▸ TRY IT: In the entries that follow, find each line with the word "icon" and copy it.

Excerpts from a dataset
'''

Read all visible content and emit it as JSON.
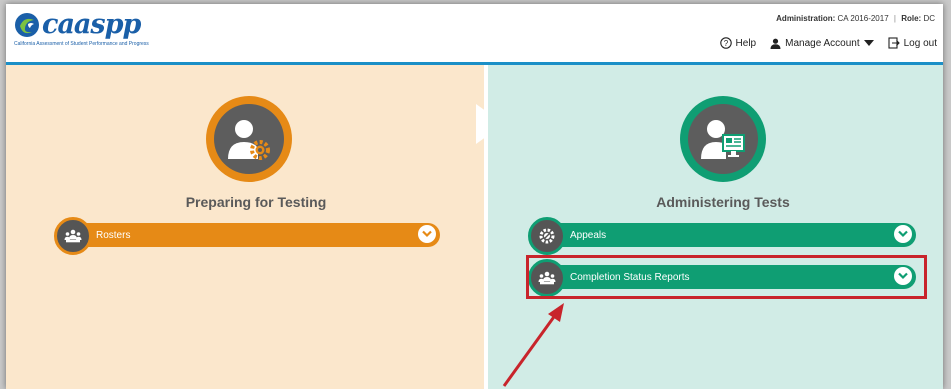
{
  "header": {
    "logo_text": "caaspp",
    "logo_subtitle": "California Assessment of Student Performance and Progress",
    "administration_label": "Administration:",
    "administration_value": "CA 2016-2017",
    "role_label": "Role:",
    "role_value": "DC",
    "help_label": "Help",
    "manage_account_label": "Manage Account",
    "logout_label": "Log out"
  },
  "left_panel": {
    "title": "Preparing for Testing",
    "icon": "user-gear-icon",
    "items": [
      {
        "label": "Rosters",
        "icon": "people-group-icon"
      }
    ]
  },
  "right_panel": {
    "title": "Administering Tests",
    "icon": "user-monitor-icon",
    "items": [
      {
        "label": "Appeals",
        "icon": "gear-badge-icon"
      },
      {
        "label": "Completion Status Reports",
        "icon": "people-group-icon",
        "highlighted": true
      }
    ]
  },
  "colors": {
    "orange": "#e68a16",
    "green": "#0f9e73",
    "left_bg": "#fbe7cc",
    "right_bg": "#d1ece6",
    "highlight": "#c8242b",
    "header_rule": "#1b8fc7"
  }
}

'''
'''

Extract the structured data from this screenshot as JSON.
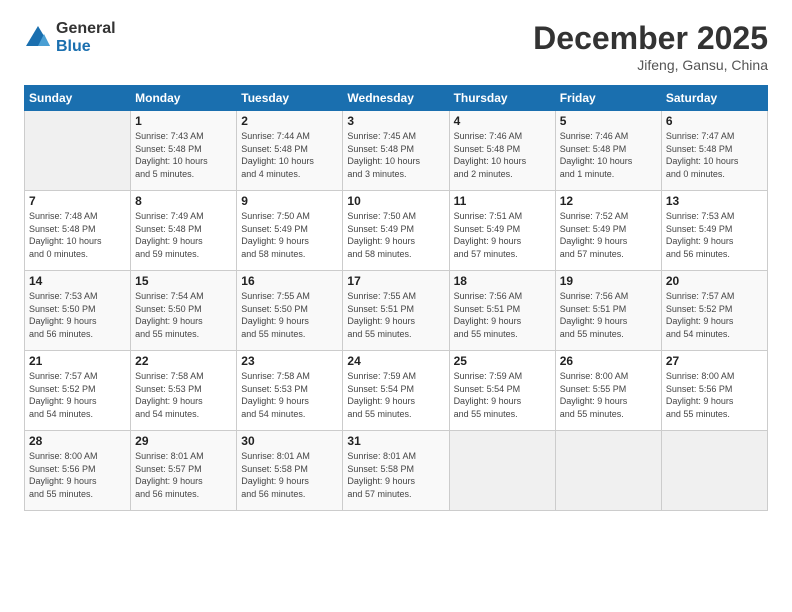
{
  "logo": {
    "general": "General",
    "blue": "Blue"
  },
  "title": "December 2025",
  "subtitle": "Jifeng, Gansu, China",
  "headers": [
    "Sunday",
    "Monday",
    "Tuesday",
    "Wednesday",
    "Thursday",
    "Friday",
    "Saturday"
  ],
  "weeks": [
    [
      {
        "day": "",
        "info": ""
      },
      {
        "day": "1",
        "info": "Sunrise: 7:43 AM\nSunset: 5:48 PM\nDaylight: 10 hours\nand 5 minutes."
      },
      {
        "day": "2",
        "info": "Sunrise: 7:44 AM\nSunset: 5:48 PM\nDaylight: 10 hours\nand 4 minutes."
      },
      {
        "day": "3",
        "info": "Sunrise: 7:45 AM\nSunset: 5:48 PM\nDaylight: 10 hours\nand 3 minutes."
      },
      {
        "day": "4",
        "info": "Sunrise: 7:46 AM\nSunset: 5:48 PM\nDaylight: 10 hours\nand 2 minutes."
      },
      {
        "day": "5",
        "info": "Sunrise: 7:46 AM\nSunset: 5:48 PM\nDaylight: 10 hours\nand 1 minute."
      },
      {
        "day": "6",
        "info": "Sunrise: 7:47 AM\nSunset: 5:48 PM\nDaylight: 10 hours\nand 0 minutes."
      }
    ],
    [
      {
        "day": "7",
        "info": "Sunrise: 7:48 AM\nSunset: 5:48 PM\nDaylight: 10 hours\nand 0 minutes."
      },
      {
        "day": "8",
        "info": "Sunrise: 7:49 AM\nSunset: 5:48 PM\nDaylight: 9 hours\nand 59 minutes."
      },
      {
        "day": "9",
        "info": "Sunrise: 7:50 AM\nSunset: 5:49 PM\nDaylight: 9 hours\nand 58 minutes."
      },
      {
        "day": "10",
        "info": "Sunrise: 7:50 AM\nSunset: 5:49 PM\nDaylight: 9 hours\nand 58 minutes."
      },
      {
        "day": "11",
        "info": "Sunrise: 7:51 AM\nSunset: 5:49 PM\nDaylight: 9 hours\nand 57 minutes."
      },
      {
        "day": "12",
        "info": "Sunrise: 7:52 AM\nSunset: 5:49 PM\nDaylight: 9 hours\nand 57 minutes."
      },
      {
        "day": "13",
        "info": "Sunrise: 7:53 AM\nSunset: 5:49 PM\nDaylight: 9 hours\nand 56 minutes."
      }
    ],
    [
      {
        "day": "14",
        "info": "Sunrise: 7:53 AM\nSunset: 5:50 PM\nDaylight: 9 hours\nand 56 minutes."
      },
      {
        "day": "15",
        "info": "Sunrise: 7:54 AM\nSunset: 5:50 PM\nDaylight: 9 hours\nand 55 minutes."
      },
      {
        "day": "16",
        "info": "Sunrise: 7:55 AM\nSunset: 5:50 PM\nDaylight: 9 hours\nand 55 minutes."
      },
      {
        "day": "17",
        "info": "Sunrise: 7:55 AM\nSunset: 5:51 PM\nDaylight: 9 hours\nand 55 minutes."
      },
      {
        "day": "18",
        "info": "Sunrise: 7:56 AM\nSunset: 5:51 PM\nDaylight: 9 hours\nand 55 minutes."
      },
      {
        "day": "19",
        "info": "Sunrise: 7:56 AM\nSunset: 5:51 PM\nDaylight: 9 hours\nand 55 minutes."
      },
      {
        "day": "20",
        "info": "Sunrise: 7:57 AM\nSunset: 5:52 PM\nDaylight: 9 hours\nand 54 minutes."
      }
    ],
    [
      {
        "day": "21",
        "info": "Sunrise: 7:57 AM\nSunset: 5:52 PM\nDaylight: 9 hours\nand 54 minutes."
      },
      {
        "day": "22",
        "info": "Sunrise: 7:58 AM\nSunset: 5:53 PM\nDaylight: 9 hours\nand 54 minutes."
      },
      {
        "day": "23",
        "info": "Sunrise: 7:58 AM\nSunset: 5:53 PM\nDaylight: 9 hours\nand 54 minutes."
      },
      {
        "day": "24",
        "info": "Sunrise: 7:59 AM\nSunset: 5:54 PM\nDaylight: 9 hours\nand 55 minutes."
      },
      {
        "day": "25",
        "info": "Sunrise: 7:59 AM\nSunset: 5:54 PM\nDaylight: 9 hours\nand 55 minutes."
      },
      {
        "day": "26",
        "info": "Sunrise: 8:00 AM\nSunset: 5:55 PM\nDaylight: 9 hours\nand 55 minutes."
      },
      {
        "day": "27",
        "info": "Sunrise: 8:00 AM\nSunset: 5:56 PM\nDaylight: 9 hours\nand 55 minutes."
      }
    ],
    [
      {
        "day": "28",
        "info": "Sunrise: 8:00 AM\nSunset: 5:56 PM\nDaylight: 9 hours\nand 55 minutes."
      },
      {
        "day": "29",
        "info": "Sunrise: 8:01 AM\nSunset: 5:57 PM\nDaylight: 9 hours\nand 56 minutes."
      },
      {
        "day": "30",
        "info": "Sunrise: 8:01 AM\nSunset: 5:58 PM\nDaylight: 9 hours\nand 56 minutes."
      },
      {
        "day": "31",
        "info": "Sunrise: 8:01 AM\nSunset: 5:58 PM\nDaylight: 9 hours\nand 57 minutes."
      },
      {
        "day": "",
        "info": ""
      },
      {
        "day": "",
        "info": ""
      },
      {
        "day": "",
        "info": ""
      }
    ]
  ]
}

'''

▸ SOLUTION TO THE PROBLEM:
    "icon": "user-gear-icon",
        "icon": "people-group-icon"
    "icon": "user-monitor-icon",
        "icon": "gear-badge-icon"
        "icon": "people-group-icon",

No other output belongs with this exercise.